Start of MATERIAL FOR THIS TASK
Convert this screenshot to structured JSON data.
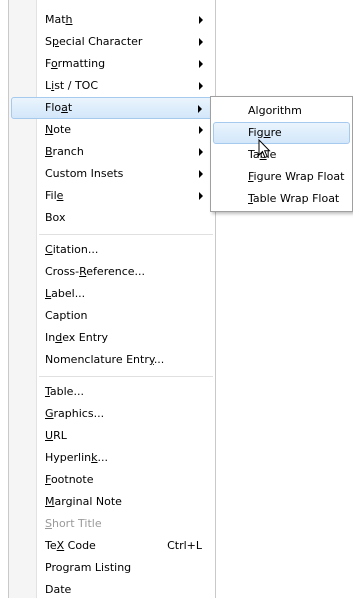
{
  "menu": {
    "items": [
      {
        "pre": "Mat",
        "acc": "h",
        "post": "",
        "submenu": true
      },
      {
        "pre": "S",
        "acc": "p",
        "post": "ecial Character",
        "submenu": true
      },
      {
        "pre": "F",
        "acc": "o",
        "post": "rmatting",
        "submenu": true
      },
      {
        "pre": "L",
        "acc": "i",
        "post": "st / TOC",
        "submenu": true
      },
      {
        "pre": "Flo",
        "acc": "a",
        "post": "t",
        "submenu": true,
        "active": true
      },
      {
        "pre": "",
        "acc": "N",
        "post": "ote",
        "submenu": true
      },
      {
        "pre": "",
        "acc": "B",
        "post": "ranch",
        "submenu": true
      },
      {
        "pre": "Custom Insets",
        "acc": "",
        "post": "",
        "submenu": true
      },
      {
        "pre": "Fil",
        "acc": "e",
        "post": "",
        "submenu": true
      },
      {
        "pre": "Box",
        "acc": "",
        "post": ""
      },
      {
        "pre": "",
        "acc": "C",
        "post": "itation...",
        "sepBefore": true
      },
      {
        "pre": "Cross-",
        "acc": "R",
        "post": "eference..."
      },
      {
        "pre": "",
        "acc": "L",
        "post": "abel..."
      },
      {
        "pre": "Caption",
        "acc": "",
        "post": ""
      },
      {
        "pre": "In",
        "acc": "d",
        "post": "ex Entry"
      },
      {
        "pre": "Nomenclature Entr",
        "acc": "y",
        "post": "..."
      },
      {
        "pre": "",
        "acc": "T",
        "post": "able...",
        "sepBefore": true
      },
      {
        "pre": "",
        "acc": "G",
        "post": "raphics..."
      },
      {
        "pre": "",
        "acc": "U",
        "post": "RL"
      },
      {
        "pre": "Hyperlin",
        "acc": "k",
        "post": "..."
      },
      {
        "pre": "",
        "acc": "F",
        "post": "ootnote"
      },
      {
        "pre": "",
        "acc": "M",
        "post": "arginal Note"
      },
      {
        "pre": "",
        "acc": "S",
        "post": "hort Title",
        "disabled": true
      },
      {
        "pre": "Te",
        "acc": "X",
        "post": " Code",
        "shortcut": "Ctrl+L"
      },
      {
        "pre": "Program Listing",
        "acc": "",
        "post": ""
      },
      {
        "pre": "Date",
        "acc": "",
        "post": ""
      }
    ]
  },
  "submenu": {
    "items": [
      {
        "pre": "Algorithm",
        "acc": "",
        "post": ""
      },
      {
        "pre": "Fig",
        "acc": "u",
        "post": "re",
        "active": true
      },
      {
        "pre": "Ta",
        "acc": "b",
        "post": "le"
      },
      {
        "pre": "",
        "acc": "F",
        "post": "igure Wrap Float"
      },
      {
        "pre": "",
        "acc": "T",
        "post": "able Wrap Float"
      }
    ]
  }
}
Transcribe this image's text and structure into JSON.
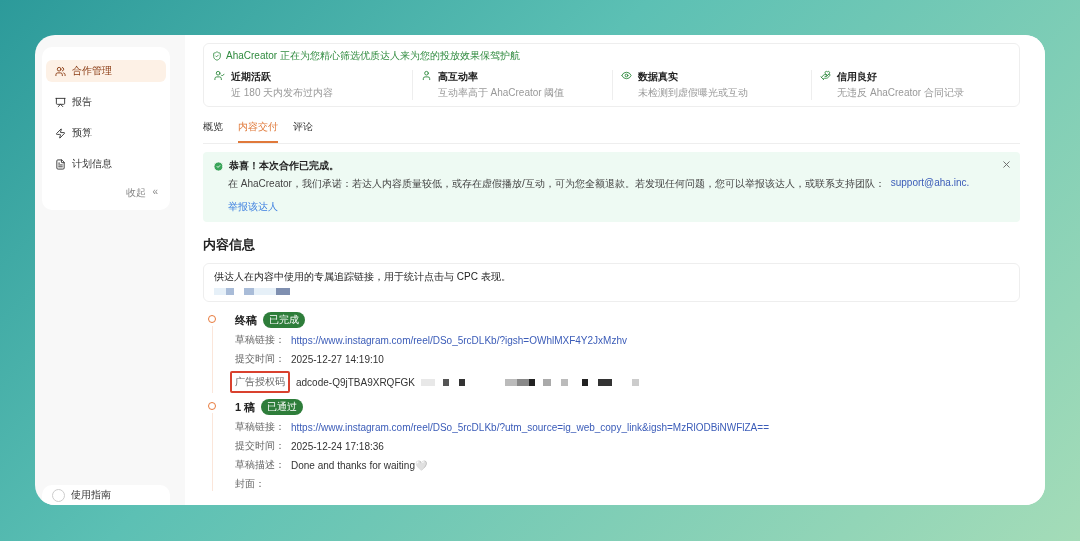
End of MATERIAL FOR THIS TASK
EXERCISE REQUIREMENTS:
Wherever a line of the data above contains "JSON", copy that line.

WRITTEN SOLUTION:
Convert this screenshot to structured JSON data.
Transcribe this image's text and structure into JSON.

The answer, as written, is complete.